WHAT TO WORK ON:
Find and copy each line of the records where the string "days" shows up.

───── LISTED ENTRIES ─────

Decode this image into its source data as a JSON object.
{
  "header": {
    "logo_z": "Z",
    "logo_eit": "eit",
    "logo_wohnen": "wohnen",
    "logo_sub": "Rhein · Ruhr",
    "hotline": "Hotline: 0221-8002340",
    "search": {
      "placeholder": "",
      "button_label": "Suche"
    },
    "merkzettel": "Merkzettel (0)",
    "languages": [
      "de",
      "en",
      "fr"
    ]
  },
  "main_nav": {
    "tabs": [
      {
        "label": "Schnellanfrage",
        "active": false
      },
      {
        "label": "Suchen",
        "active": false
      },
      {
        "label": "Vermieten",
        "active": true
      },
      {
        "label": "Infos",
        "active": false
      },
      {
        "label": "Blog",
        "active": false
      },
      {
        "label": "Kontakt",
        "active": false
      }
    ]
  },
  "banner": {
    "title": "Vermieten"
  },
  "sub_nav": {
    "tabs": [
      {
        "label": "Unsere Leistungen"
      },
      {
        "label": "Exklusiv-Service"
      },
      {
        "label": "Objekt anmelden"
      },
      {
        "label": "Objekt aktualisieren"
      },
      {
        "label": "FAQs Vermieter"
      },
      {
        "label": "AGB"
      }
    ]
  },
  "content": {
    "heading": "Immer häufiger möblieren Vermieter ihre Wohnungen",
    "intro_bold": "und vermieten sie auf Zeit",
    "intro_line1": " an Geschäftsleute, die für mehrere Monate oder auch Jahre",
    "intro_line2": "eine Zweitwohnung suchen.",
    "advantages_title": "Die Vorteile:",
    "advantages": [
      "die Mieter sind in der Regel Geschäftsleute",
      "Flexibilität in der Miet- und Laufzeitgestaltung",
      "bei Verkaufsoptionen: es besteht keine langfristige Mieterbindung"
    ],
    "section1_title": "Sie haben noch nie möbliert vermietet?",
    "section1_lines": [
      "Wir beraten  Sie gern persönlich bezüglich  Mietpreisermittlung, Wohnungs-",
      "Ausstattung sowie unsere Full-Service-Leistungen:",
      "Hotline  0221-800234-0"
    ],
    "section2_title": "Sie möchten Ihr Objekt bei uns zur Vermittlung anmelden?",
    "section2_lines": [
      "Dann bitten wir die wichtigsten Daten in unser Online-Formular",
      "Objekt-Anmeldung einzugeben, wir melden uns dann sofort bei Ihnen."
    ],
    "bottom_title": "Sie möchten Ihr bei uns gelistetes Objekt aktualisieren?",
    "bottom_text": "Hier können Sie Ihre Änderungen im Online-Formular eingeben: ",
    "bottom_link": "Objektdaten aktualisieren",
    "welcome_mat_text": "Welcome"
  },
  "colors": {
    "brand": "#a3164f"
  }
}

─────
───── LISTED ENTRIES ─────

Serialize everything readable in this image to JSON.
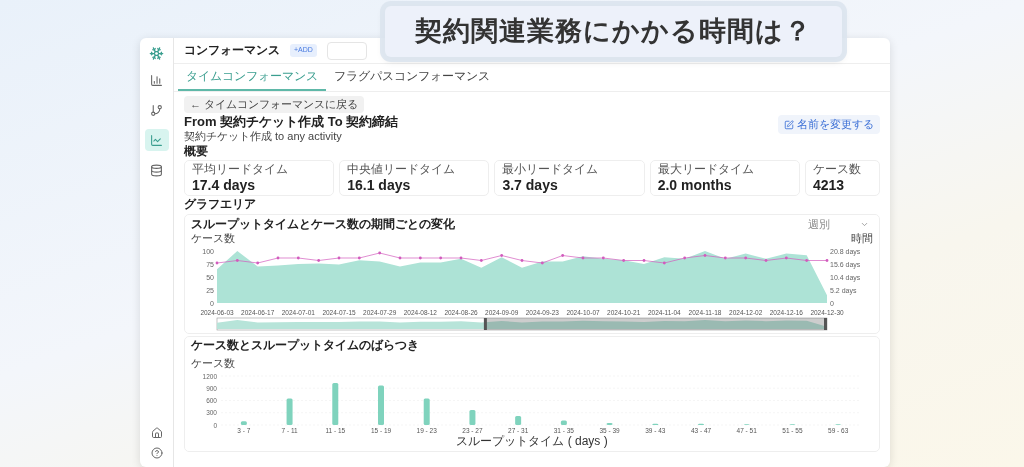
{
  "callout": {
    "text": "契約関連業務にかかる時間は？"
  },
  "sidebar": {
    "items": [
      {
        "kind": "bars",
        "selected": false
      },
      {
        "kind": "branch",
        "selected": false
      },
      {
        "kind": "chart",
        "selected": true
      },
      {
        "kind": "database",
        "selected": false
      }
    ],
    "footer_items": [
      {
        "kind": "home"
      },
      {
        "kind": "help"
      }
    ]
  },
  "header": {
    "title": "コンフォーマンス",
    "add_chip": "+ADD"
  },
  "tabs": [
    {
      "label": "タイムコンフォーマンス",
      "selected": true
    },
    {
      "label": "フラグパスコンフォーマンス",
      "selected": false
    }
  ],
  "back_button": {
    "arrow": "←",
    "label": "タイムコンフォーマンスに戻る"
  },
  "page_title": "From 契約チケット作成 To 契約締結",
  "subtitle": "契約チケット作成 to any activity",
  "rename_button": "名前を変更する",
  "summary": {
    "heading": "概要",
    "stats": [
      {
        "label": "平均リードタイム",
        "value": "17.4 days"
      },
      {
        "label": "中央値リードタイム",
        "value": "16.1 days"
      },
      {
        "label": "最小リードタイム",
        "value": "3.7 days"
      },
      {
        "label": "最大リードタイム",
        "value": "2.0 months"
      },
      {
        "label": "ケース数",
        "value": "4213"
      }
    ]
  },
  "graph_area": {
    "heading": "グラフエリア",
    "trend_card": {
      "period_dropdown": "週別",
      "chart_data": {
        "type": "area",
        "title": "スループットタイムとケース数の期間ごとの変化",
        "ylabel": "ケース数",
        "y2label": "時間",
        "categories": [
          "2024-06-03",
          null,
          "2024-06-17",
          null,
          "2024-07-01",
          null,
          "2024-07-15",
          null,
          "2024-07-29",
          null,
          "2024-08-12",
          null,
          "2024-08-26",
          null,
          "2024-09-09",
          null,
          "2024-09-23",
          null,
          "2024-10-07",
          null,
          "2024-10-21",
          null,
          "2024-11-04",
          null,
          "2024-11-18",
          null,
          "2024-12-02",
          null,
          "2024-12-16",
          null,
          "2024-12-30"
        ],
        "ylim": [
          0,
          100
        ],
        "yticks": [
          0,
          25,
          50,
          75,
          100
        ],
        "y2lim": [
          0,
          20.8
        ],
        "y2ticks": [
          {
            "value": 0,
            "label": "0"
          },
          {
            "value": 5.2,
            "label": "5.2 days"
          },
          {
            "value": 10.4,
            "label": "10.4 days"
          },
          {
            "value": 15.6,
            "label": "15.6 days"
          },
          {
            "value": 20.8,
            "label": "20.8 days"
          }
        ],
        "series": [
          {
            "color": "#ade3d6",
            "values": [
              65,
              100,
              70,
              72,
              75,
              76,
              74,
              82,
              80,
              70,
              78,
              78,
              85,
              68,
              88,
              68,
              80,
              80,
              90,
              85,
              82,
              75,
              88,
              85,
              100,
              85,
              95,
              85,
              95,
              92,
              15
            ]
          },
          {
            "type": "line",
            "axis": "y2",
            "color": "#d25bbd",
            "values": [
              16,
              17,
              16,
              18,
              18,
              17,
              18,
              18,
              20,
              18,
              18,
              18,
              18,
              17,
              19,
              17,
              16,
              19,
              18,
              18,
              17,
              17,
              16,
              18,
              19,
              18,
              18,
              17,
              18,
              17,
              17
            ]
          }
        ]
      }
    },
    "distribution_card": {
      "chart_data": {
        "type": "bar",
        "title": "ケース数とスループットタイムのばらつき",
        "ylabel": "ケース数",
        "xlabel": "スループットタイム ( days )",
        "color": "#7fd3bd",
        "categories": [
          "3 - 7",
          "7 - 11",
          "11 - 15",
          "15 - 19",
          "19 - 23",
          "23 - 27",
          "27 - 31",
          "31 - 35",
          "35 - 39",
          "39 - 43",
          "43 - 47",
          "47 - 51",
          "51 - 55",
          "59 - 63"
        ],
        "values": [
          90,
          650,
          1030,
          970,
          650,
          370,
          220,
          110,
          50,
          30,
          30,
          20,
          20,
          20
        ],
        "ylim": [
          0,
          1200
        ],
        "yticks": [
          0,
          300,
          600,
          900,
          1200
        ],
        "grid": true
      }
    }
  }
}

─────
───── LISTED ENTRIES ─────

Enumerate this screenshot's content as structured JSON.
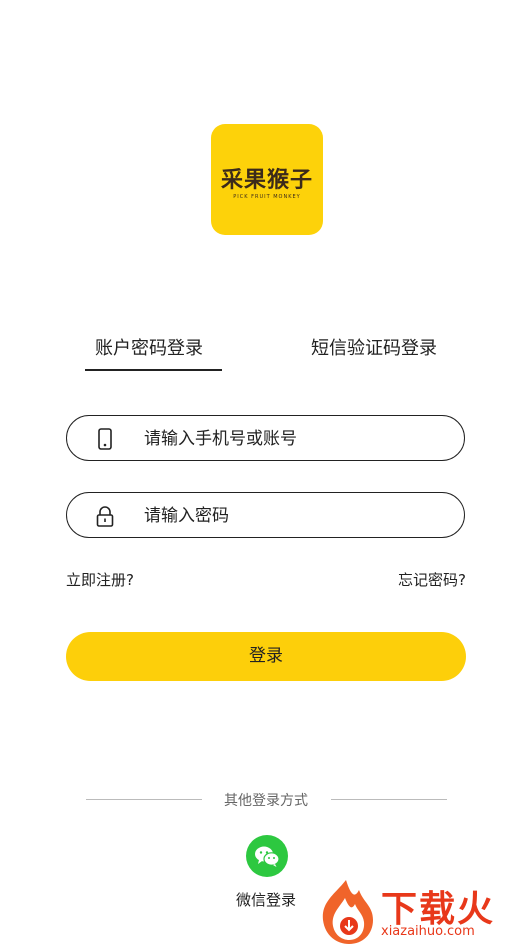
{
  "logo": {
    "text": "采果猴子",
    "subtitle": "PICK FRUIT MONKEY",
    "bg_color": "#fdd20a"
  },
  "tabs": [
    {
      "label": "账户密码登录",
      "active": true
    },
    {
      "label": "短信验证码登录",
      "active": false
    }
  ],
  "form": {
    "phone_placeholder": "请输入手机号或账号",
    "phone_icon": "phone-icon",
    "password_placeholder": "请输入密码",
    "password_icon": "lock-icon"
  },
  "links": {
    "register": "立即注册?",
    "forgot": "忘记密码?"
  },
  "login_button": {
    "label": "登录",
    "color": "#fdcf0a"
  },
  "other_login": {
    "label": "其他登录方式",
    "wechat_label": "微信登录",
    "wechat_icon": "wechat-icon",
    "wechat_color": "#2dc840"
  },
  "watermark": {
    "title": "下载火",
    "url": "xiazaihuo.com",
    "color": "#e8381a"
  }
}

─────

WRITTEN RESPONSE:
        "value": "17.4 days"
        "value": "16.1 days"
        "value": "3.7 days"
            "label": "5.2 days"
            "label": "10.4 days"
            "label": "15.6 days"
            "label": "20.8 days"
        "xlabel": "スループットタイム ( days )",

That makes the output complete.